During my time in the Netherlands I had one wish: to see a castle. Whether it be from a train or a plane above, I was sure I would see a castle of two through my travels. Nope. Nada. So when I researched where to find the castles in the Netherlands I came across De Haar Castle, said to be the prettiest castle in the entire country and only a short drive away from a city I was visiting: Utrecht.
I had only two nights in Utrecht so I first made sure I saw everything I wanted to see in the city, then made plans to visit the castle. Given that the public bus to and from the castle took one hour each way and Google maps suggested bike riding would be slightly less than that (47 minutes), I rented a bike for €8 and went on my merry way to the castle.
Visit the Village of Haarzuilens
As it would turn out, the 47 minutes soon turned in to 90 as I mistakenly made wrong turns, was led to locked gates, and finally found a local village person to ask for directions.
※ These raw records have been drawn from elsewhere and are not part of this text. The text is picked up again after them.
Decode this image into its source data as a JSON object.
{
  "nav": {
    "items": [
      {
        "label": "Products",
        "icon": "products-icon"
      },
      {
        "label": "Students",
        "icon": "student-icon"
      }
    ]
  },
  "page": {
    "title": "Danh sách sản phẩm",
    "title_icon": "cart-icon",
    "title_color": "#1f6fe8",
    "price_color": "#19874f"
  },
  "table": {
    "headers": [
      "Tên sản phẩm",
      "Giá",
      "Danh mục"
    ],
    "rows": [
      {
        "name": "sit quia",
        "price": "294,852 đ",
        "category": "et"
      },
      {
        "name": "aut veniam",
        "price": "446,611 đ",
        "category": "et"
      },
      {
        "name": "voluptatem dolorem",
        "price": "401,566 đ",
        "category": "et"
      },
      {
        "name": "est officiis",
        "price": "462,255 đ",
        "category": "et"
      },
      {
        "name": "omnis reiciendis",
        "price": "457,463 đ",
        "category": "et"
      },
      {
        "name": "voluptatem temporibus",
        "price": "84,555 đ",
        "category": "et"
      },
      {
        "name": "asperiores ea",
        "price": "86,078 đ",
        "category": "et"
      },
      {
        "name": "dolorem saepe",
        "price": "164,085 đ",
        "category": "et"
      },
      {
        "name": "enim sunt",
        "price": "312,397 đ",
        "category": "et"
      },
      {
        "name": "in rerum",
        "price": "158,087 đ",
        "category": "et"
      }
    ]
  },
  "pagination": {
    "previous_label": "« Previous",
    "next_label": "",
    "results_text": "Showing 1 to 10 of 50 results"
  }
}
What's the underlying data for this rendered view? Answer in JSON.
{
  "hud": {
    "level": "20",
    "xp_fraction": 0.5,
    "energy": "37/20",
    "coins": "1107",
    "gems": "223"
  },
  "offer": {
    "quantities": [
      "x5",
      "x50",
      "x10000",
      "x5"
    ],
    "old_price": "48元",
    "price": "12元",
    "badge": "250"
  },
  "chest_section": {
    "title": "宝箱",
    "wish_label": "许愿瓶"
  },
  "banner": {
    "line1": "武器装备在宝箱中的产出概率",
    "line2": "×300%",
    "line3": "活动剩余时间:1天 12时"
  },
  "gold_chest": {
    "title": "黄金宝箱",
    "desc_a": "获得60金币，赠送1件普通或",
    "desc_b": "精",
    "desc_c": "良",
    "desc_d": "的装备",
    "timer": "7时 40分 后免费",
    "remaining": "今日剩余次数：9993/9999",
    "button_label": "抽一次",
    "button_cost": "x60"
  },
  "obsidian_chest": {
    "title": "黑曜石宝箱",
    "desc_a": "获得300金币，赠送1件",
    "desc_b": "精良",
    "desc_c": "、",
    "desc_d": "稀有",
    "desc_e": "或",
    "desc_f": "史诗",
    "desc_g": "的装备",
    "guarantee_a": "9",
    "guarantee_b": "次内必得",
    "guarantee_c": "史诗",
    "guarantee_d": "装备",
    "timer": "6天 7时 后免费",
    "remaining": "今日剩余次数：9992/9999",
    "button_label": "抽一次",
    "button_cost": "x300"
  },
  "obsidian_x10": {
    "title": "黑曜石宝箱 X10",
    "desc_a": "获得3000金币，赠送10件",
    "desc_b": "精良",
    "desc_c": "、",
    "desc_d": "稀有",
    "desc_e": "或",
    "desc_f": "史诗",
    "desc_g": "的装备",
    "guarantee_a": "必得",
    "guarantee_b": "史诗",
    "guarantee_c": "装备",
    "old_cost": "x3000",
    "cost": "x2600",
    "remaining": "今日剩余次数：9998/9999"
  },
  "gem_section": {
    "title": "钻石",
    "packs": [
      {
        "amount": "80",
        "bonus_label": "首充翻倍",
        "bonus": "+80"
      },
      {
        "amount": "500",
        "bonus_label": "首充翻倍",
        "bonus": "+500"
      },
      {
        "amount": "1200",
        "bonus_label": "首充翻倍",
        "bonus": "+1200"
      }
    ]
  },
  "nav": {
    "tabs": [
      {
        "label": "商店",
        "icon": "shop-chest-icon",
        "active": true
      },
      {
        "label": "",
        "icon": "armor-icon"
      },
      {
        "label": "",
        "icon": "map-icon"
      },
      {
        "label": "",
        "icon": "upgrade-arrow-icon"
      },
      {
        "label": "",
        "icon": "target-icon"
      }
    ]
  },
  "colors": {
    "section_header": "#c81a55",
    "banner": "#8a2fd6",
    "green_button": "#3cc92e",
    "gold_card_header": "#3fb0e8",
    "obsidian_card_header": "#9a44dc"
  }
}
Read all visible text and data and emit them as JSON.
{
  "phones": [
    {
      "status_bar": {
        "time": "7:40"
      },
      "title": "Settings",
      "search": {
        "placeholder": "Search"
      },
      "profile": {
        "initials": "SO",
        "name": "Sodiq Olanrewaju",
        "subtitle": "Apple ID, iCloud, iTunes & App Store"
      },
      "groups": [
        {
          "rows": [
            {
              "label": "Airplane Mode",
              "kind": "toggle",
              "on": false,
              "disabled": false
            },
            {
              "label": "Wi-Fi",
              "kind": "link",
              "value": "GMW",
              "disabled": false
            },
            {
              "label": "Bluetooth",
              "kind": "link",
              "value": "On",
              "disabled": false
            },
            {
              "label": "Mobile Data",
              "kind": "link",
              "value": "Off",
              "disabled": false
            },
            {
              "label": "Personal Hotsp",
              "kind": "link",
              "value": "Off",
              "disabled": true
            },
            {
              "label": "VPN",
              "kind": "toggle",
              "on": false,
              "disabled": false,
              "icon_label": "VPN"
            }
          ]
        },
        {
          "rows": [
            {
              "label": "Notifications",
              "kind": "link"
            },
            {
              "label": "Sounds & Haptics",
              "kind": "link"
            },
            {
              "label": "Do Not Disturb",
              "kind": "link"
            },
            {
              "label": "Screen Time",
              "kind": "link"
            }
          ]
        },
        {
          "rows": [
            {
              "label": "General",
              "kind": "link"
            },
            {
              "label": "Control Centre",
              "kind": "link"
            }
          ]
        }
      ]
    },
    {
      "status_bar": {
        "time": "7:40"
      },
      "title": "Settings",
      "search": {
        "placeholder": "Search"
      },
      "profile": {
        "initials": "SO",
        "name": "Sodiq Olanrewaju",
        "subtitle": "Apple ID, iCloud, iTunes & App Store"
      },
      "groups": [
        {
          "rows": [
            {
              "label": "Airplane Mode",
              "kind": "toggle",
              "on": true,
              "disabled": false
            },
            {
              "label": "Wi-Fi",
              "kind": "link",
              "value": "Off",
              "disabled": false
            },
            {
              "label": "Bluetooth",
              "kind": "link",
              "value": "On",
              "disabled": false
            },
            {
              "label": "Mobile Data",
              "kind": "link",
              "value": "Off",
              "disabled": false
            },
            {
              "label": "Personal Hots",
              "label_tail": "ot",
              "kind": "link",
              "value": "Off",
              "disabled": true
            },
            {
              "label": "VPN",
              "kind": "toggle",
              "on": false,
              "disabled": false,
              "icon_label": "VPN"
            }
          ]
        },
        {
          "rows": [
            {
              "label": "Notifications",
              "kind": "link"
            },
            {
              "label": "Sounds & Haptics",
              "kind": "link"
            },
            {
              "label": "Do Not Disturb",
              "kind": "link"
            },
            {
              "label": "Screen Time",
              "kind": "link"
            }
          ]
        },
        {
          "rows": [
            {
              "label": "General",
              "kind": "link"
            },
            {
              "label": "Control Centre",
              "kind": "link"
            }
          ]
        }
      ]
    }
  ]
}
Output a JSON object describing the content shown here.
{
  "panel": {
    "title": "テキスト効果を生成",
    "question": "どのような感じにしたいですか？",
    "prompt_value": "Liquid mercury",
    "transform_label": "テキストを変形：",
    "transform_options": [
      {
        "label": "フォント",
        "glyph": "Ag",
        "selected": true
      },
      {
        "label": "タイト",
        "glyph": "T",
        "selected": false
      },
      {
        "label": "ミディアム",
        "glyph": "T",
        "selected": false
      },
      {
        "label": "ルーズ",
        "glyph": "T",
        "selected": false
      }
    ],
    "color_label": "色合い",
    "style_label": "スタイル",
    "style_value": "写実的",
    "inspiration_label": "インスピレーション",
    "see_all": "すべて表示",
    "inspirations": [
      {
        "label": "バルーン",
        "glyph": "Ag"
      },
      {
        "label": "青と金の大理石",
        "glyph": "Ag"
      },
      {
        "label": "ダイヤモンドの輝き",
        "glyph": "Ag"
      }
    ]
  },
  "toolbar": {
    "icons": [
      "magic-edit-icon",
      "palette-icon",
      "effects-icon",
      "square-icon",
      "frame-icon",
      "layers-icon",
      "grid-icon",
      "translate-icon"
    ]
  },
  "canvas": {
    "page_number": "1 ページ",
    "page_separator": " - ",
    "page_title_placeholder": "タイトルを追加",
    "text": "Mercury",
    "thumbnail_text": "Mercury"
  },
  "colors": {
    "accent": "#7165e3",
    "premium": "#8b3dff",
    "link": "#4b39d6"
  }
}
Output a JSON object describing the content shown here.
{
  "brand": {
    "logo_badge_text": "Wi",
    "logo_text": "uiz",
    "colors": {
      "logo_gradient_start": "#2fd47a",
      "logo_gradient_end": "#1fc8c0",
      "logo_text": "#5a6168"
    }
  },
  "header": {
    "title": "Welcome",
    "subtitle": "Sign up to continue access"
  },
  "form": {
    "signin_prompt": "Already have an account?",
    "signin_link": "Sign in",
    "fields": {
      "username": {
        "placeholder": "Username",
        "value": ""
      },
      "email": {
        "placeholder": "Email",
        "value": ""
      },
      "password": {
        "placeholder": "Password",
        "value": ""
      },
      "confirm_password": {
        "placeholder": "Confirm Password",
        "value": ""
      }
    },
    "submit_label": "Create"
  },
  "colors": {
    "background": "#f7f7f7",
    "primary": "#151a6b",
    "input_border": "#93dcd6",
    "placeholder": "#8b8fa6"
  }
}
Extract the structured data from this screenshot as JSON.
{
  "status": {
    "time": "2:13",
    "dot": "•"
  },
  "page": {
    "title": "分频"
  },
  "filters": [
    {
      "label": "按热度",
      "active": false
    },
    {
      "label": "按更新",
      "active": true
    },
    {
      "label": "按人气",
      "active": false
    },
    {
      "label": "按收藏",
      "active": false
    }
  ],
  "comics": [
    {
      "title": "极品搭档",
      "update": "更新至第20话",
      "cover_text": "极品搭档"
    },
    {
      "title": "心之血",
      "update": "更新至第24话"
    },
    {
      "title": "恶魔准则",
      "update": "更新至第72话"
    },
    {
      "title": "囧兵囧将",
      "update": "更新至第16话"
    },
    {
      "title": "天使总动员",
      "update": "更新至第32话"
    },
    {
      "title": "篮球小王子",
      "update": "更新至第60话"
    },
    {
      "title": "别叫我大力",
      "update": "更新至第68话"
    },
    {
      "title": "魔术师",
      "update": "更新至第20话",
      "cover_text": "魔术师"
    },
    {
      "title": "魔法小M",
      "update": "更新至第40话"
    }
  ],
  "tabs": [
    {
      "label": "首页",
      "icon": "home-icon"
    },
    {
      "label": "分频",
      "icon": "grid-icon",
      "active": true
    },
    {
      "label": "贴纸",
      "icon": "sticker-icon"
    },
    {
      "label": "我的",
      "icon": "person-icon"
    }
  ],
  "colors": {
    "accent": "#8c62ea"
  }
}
The castle closes at 5:00pm and I arrived at 4:15pm, so I was somewhat unsurprised to learn that I could no longer enter the castle itself, only being allowed access to the grounds (which was still so worth it!)
On my way to the castle I got lost inside the Village of Haarzuilens, built at the turn of the 19th century after a fire swept through the castle. The village itself is enough of an attraction – built in the same style of the castle with red and white stripes at every turn. I would highly recommend visiting the village after the castle (there’s a great pub / eatery in the centre of “town”).
The Castle Grounds
Given that my entry was restricted to the gardens and I was still on a time limit, I found myself prancing around the grounds in a half-sprint, half-dance, too happy to care that it was raining with gloomy skies. I know, I know, castles aren’t that exciting to Europeans, but for an Australian who lives on an island, I was in heaven!
Inside the Castle
If you’re smarter than me (not difficult) and arrive prior to the closing time, be sure to buy a ticket to enter the castle and learn about its history. Entrance to the gardens was €5 versus entry to the castle and gardens for €10. I’d allow at least 2 hours to enjoy the castle and grounds, as well as another hour to explore the nearby village. Bike riding was by no means a bad idea (it took me precisely 47 minutes to cycle back to Utrecht), but may not be the best idea I’ve ever had when it starts pouring down with rain. The alternative would be the public bus or to drive – both options that will keep you dry (and prevent getting lost – which isn’t as good a story now, is it?)
Thanks to Visit Utrecht for welcoming me to the city!